Dr. Diane Feeney Mahoney has been at the forefront of advancing elder care throughout her career.Appointed the inaugural Jacques Mohr Professor of Geriatric Nursing Research, she has made significant progress in studying the use of technology to improve the lives of elderly people and their family caregivers.
She is an internationally recognized pioneer in the field of technology for aging, receiving the 2014 Cutting Edge Leadership Award from the International Society of Gerontechnology for her development of a "smart dresser" to interactively coach those with Alzheimer's disease who have difficulty dressing.
Dr. Mahoney had mentored numerous junior faculty, aiding several to receive their first research grant awards. During her career she has generated over $6M dollars in funding, published 110 peer-reviewed journal articles, and given hundreds of presentations. She retired in April 2017.
Dr. Mahoney is developing a "smart dresser" that senses and interacts with persons in middle stage dementia to guide them in real time according to their responsiveness through the dressing process. DRESS ultimately aims to reduce the demand on family caregivers for constant cueing and guidance and provide a respite break period. The proof of concept research was funded by the Alzheimer’s Association ETAC program (2011-13) for the original design and alpha prototype development of DRESS – (Developing a Responsive Emotive Sensing System). DRESS won the 2014 International Society of Gerontechnology Leading Edge Award for the best innovative technology.
Through funding from the National Institutes of Health/National Institute on Nursing Research, the system is being refined to incorporate feedback from cross cultural caregivers' focus groups to ensure adaptation to a variety of caregiving settings and users. She and her research team colleagues at NYU led by Dr. Winslow Burleson, PhD and Arizona State University School of Nursing headed by Dr. David Coon, PhD are collaborating in this project.
Ph.D., Heller School for Social Policy and Management (Research concentration in health policy and gerontology), Brandeis University, 1989
M.S., Nursing (Gerontological Nursing, CNS / GNP), UMASS/Lowell College of Health Professions, 1980
B.S., School of Nursing, Boston College, 1969
J. Albert,, L. Asen, R. Bodoff, S. Elliott, H. Higgins, Diane Mahoney, J. Mattern and et al, “Baby Boomer” Interest in the Use of Technology for the Delivery of Aging Services and Healthcare: A summary of focus group research, commissioned by Center for Aging Services Technologies (CAST), American Association of Homes and Services for Aging (AAHSA), Washington, DC., 2005.
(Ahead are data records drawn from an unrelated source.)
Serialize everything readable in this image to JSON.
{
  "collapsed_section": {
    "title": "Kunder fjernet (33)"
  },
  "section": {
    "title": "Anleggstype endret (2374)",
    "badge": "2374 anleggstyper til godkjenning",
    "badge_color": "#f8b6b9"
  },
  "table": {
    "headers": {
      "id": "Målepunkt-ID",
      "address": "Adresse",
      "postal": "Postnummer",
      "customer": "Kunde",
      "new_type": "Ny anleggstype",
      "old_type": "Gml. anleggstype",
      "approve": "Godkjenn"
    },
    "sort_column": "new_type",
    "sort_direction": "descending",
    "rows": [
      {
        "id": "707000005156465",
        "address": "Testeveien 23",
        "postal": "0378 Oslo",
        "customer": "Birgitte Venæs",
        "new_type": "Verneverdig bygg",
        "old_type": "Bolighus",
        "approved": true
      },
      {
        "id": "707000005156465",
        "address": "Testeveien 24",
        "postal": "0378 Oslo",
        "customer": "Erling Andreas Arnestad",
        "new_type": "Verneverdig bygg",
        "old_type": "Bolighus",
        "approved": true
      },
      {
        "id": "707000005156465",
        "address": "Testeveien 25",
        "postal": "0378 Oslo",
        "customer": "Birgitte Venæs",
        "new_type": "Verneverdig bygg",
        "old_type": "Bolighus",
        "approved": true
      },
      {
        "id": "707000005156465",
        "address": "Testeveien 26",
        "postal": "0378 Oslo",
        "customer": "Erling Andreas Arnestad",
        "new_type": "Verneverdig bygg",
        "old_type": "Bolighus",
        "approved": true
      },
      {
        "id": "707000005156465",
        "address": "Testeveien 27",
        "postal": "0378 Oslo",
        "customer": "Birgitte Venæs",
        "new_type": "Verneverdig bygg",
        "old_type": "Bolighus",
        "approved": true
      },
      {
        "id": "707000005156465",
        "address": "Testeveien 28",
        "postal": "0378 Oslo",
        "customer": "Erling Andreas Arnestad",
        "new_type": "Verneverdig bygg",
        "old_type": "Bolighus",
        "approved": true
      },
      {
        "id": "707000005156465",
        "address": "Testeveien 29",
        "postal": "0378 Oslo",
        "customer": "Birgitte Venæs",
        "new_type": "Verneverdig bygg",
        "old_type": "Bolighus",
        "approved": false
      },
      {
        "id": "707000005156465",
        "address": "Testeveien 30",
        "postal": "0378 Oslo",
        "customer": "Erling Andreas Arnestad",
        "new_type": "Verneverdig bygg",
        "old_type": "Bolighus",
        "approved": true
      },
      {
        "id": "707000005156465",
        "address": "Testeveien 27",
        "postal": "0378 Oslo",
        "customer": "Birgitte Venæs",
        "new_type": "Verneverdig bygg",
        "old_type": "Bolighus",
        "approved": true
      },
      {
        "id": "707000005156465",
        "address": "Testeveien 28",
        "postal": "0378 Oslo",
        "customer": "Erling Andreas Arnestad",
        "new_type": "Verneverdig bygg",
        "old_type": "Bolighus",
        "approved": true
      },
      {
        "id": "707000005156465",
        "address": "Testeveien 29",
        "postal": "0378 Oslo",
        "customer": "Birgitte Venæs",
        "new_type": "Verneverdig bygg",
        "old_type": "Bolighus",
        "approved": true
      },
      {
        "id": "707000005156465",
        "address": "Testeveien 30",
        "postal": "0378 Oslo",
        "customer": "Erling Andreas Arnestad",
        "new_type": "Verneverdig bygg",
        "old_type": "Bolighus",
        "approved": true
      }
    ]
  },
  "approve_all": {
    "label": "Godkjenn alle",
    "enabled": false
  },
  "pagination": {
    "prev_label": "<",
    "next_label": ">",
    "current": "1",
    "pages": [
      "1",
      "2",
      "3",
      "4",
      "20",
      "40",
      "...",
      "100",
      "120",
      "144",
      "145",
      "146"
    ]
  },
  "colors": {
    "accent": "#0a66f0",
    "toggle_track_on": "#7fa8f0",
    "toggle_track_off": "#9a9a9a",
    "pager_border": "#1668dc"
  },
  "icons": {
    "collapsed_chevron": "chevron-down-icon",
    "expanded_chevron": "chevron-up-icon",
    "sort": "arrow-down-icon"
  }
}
Diane Mahoney, Healthy Aging, commissioned by Pre-retirement Planning Portfolio, Bureau of Business Practice, Conn., Prentice-Hall., 1991.
Diane Mahoney, D. Pearlman and J. Callahan, Crisis in Long-term Care: The Effects of a Worker Shortage on Care of the Cognitively Impaired, commissioned by Policy Center on Aging, Heller Graduate School, Brandeis University, MA., 1987.
J. Singer, Diane Mahoney, G. Porell and L. Gruenberg, The Health Choice Medicare Demonstration: A Case Study, commissioned by Health Policy Center , Heller Graduate School, Brandeis U., 1987.
BS, Nursing, Boston College, Chestnut Hill, MA
MS, Gerontological Nursing/Geriatric Nurse Practitioner, University of Massachusetts, Lowell
PhD, Health Policy and Aging Research, Heller School, Brandeis University, Waltham, MA